There is no consensus with regards the efficacy of Transcutaneous Electrical Nerve Stimulation (TENS) for chronic musculoskeletal pain or chronic low back pain. A recent review of previous trial methodology identified significant problems with low treatment fidelity. There a lack of available information to direct selection of Patient Reported Outcome Measures appropriate for TENS evaluation. This study sought to explore the experiences of secondary care Pain Clinic patients who successfully used TENS to help manage chronic musculoskeletal pain. These key informants were selected due to their having the potential to generate knowledge which could inform research design and clinical practice.
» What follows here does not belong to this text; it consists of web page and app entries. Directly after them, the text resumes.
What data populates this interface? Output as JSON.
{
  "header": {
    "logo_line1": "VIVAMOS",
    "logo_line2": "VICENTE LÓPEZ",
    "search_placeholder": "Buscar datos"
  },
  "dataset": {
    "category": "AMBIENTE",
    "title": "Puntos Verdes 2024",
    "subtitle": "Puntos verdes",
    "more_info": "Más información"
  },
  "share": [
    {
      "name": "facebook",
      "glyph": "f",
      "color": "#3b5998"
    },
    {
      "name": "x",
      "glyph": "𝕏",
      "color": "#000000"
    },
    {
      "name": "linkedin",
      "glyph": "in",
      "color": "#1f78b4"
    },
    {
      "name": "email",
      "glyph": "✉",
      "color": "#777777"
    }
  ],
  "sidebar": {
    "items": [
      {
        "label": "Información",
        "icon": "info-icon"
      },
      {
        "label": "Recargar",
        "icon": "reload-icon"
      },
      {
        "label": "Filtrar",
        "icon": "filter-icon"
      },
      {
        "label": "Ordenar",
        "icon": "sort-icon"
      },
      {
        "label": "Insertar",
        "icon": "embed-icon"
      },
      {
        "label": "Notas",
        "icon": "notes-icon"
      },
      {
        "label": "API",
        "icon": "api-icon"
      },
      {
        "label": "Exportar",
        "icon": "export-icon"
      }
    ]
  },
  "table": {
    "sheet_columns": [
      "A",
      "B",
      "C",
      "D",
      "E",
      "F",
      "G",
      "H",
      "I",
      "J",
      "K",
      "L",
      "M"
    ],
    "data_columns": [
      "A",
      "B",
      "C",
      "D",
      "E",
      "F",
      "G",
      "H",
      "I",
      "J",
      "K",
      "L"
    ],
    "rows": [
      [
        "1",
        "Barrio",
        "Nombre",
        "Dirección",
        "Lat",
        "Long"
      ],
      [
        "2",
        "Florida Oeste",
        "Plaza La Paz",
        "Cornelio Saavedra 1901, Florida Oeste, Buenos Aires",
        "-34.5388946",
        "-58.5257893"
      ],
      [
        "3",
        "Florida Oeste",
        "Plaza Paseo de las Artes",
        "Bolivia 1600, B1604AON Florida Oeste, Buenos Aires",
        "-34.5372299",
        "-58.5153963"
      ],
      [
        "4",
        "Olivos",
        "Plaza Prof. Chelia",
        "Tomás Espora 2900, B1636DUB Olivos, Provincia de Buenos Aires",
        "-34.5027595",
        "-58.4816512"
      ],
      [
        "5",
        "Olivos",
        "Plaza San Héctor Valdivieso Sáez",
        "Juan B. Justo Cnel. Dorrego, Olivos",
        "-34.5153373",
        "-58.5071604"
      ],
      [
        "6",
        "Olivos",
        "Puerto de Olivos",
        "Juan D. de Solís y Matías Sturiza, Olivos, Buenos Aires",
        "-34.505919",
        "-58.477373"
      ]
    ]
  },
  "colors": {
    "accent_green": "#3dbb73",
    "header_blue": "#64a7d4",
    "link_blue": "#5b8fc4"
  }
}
A mini focus group informed the development of a discussion guide for semi-structured interviews with nine patients (6 women). Thematic analysis was used as the primary data analysis method, and this was enhanced by a case level analysis of the context and processes of TENS use of each individual. Data analysis suggested that distraction from pain, and a decrease in the sensations associated with muscle tension/spasm, should be considered as separate outcomes from pain relief. These three direct benefits resulted in a wide range of indirect benefits dependent upon patient decision-making including medication reduction, enhanced function, psychological benefits and enhanced ability to rest.
The findings suggest that it is likely that evaluating TENS using a unidimensional pain scale will overlook potential benefits. The complex pattern of TENS usage as well as multiple direct and indirect outcomes suggest that TENS could be thought of as a complex intervention.